Feature Article - November/December 2013

Give Sales a Boost

Using Incentives to Reverse Disengagement

By Brian Summerfield

Brad Nix, an entrepreneur based in the Atlanta area with more than 15 years of sales experience, is skeptical of the power incentives and rewards have to positively affect a disengaged sales force. He believes that a disconcerted, underperforming team is the result of aimless leadership or poorly defined goals. His advice to anyone who finds disengagement in their sales group is simple: "Stop trying to externally motivate and work on the strategy."

He has a point: The first thing you should understand when it comes to using rewards and incentives programs to engage your sales staff is that this approach is limited in what it can achieve. This is not to say that such programs aren't valuable and effective, but merely to reiterate that they aren't a panacea, either.

Erroin Martin, who has worked on sales teams as an associate and a manager in industries such as pharmaceuticals, finance and software, agrees that poor strategy and goal setting leads to disengagement. That often causes tension between the sales force and management, he added.

"One of the prime reasons teams get disengaged is that goals are unrealistic," Martin explained. "They feel like things are stacked against them—that they can't win. From a manager's perspective, they need to get their sales figures. And many managers who are reactionary will crack the whip."

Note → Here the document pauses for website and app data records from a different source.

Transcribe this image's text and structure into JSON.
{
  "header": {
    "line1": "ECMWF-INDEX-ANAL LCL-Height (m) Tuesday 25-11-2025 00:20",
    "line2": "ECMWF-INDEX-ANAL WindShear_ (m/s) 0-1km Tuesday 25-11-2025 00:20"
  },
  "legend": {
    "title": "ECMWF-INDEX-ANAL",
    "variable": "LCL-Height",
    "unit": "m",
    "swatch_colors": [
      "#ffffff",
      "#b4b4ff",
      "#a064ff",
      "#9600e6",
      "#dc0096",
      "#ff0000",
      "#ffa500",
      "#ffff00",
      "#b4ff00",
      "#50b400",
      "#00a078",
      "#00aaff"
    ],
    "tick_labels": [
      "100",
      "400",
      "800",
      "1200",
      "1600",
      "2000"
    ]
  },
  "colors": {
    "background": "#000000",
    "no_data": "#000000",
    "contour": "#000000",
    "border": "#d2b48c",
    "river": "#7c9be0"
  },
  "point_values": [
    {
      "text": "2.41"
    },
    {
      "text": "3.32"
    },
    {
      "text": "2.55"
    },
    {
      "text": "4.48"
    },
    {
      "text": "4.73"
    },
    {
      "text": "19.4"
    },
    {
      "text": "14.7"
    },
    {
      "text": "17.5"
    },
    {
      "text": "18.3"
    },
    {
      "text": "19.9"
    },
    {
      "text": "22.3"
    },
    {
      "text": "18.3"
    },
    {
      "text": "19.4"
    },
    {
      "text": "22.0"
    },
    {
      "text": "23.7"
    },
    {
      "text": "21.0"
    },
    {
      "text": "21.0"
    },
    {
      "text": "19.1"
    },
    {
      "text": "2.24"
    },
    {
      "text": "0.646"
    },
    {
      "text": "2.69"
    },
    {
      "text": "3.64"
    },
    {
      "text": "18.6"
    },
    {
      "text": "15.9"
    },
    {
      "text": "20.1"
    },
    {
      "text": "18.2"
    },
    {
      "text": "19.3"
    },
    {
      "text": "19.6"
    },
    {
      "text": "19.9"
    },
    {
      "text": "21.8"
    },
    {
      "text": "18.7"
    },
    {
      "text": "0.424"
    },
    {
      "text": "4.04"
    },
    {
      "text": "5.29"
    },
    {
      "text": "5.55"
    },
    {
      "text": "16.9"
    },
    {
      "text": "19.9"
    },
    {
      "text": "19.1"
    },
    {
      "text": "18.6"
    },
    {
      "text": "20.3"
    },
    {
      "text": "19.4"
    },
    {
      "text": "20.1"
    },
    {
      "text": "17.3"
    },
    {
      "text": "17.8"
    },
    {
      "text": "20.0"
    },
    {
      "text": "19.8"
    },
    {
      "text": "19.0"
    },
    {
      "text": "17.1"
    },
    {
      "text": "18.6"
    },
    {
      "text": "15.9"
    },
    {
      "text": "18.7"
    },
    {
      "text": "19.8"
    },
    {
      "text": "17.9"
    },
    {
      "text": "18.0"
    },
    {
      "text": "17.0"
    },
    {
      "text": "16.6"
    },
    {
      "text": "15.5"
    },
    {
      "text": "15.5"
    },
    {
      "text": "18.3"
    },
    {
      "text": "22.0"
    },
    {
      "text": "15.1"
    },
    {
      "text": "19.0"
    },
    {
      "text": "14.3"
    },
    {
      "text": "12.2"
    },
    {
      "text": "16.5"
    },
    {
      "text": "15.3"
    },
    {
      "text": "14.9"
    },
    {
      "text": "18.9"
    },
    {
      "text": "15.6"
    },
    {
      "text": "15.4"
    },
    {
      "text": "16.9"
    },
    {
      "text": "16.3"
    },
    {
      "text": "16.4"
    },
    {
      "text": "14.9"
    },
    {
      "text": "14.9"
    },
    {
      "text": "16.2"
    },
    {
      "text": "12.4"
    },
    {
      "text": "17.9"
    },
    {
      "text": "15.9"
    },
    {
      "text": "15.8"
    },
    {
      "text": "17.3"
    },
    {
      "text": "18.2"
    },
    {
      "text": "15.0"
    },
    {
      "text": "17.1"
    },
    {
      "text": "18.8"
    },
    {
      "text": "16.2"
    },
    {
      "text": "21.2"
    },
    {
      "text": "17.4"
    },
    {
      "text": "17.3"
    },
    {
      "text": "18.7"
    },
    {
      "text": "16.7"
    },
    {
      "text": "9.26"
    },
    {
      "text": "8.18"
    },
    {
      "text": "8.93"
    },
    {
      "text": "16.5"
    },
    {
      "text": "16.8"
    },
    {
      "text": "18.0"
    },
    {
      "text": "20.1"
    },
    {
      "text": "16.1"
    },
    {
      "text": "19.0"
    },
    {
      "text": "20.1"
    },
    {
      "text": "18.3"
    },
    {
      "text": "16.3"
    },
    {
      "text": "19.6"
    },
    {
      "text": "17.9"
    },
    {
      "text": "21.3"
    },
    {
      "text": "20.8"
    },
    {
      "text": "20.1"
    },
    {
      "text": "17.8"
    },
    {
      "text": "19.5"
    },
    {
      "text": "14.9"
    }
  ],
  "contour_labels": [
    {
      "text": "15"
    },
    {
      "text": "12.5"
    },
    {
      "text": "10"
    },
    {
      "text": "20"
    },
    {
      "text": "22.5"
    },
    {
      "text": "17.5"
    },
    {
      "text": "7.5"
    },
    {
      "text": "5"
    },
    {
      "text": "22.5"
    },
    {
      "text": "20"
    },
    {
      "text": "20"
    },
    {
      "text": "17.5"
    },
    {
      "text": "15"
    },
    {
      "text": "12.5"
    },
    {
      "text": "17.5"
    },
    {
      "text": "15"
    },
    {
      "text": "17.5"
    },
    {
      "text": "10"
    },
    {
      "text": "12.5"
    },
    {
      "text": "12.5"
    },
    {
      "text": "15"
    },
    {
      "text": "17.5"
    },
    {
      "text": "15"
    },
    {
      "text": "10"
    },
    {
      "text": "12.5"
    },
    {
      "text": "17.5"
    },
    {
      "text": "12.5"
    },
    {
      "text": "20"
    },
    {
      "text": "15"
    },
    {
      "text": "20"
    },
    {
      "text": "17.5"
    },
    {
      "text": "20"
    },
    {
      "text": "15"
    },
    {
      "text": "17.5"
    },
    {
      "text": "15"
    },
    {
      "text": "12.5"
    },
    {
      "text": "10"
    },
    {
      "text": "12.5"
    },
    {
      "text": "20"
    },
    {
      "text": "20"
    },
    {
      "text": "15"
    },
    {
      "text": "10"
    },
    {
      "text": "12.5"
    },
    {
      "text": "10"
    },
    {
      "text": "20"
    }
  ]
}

Ian Larkin is a professor at Harvard University's School of Business who also consulted on sales compensation issues with McKinsey & Co. for four years. He's studied extensively the connection between motivation and incentives in sales environments. He says disengagement typically comes from softer issues than compensation.

"Demotivation is oftentimes linked to culture, failure to recognize people, poor links to other parts of the organization—those kinds of things," he explained.

Larkin's advice regarding demotivation is to avoid it in the first place. He acknowledged that answer is a bit too easy (and unsatisfactory for someone who inherited a bad situation), but his larger point is that the things that cause disengagement are typically serious problems that go well beyond whether sales associates are feeling happy and fulfilled about their work.

Rewards and incentives are a pick-me-up, like coffee. They're good for providing a boost of extra energy and creating urgency around a particular goal. Purpose, mission and goals are like bacon and eggs. They nourish and sustain your sales staff—and your organization—over the long haul. Both are important for good performance, but without the latter, a sales team can't function properly to begin with. So, before you start to consider whether or not rewards and incentives will improve your team's engagement, it's important to make sure you've taken care of the fundamentals.